Over the weekend, Ohio’s Plunderbund blog demanded an explanation from the Ohio Department of Education about the continued exclusion of on-line charter schools from Ohio’s reporting to the U.S. Department of Education.
Ohio had been asked by the federal government to further justify its qualifications for a $71 million federal grant to expand charter schools and to pay for the state takeover of the Youngstown Schools. The federal government had been shamed into demanding additional evidence that Ohio is capable of overseeing charter schools after David Hansen, the author of the original grant proposal, was forced to resign last summer when it was made known that he had developed a charter school accountability system that neglected to consider the performance of Ohio’s notorious on-line charters. Then last week, the press exposed that Hansen’s federal grant application had further misrepresented the performance of Ohio charter schools. While the state had identified six low performing charter schools in its application last summer, a letter sent on January 29, 2016 by Ohio’s Interim Superintendent of Public Instruction, Lonny Rivera, identifies 57 charter schools in trouble. And while last summer the state had claimed 93 charter schools as “high-performing,” the new letter puts only 59 of the state’s charter schools in that top category.
Plunderbund now points out that the Ohio Department of Education, in its recent letter of explanation to the federal government, also included this footnote: “Note: Only general and special education site-based community schools were included in the original and updated analyses of high quality/high performing and poor performing schools.”

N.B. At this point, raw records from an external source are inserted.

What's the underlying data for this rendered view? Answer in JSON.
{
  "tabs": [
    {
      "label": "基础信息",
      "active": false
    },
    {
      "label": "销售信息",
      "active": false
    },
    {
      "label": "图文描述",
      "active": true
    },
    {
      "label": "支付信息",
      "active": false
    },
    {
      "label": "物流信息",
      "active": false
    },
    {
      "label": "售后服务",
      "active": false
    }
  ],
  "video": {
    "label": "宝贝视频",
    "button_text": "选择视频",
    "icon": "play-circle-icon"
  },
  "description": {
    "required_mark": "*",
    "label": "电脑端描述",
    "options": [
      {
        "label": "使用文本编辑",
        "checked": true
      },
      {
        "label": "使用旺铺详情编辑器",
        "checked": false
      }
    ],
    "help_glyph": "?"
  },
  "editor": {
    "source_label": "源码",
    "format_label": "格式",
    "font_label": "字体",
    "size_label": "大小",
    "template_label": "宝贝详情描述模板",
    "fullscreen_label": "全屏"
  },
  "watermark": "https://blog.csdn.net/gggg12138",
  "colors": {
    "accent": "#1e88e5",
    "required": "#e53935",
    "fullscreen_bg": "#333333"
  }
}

Plunderbund wonders why the notorious Electronic Classroom of Tomorrow (ECOT) was again omitted from the ratings. To be listed as a Poor Performer, a charter school must receive a D or F grade in what the state calls its “value-added” rating and a D or F grade in what the state calls its overall “performance index.” ECOT, charges Plunderbund, has earned an F in “value-added,” and a D in overall performance for the past two years: “ECOT is clearly a failure and clearly fits Ohio’s criteria of being a poor-performing charter school, so why did the Ohio Department of Education amend the reporting criteria to exclude them? The hard truth is that Ohio’s other large charter e-schools—ECOT’s competition—barely miss being included (by their slightly higher scores), so ECOT is really the only e-school of any size that was excluded!”
William Lager, founder of ECOT, has grown rich from ECOT, and Plunderbund charges, his political influence may well be protecting his school from scrutiny: “Lager, the founder of ECOT, is also the owner of two privately-held companies that provide both the management services (Altair Learning Management) and full curriculum (IQ Innovations) to the failing on-line school.” Plunderbund explains: “(F)unds that have gone from taxpayers through ECOT and directly to Lager’s companies over the past 15 years” total $61,194,695 to Altair Learning Management and $91,075,611 to IQ Innovations. For the same 15 year period, Lager has made political donations to Ohio politicians totaling $2,358,541.61.
Interestingly the continuing scandal about Ohio’s on-line charter schools comes at the same time scrutiny of virtual schools is increasing. Marc Sternberg, director of education philanthropy at the Walton Family Foundation, and Marc Holley, the Walton Foundation’s evaluation-unit director, recently published a commentary in Education Week to announce that, based on research the Walton Foundation has funded, the Foundation will be reevaluating its grant making for on-line education. Citing studies underwritten by the Walton Foundation and published last fall by the Center for Research on Education Outcomes (Stanford CREDO) the Center on Reinventing Public Education and Mathematica Policy Research, Sternberg and Holley write: “The results are, in a word, sobering. The CREDO study found that over the course of a school year, the students in virtual charters learned the equivalent of 180 fewer days in math and 72 fewer days in reading than their peers in traditional charter schools, on average. This is stark evidence that most online charters have a negative impact on students’ academic achievement. The results are particularly significant because of the reach and scope of online charters: They currently enroll some 200,000 children in 200 schools operating across 26 states. If virtual charters were grouped together and ranked as a single school district, it would be the ninth-largest in the country and among the worst–performing.”
The funders from the Walton Foundation, one of the most prominent philanthropic supporters of charter schools, conclude: “As a result of these findings, we at the foundation will ask new, more rigorous questions of online charter operators when we review their funding proposals.”
The Electronic Classroom of Tomorrow is Ohio’s largest charter school with an enrollment of approximately 15,000 students. Plunderbund is correct to demand an explanation from the Ohio Department of Education about why the Department has chosen once again to omit ECOT’s shoddy performance record as Ohio explains itself to charter school grant makers at the U.S. Department of Education.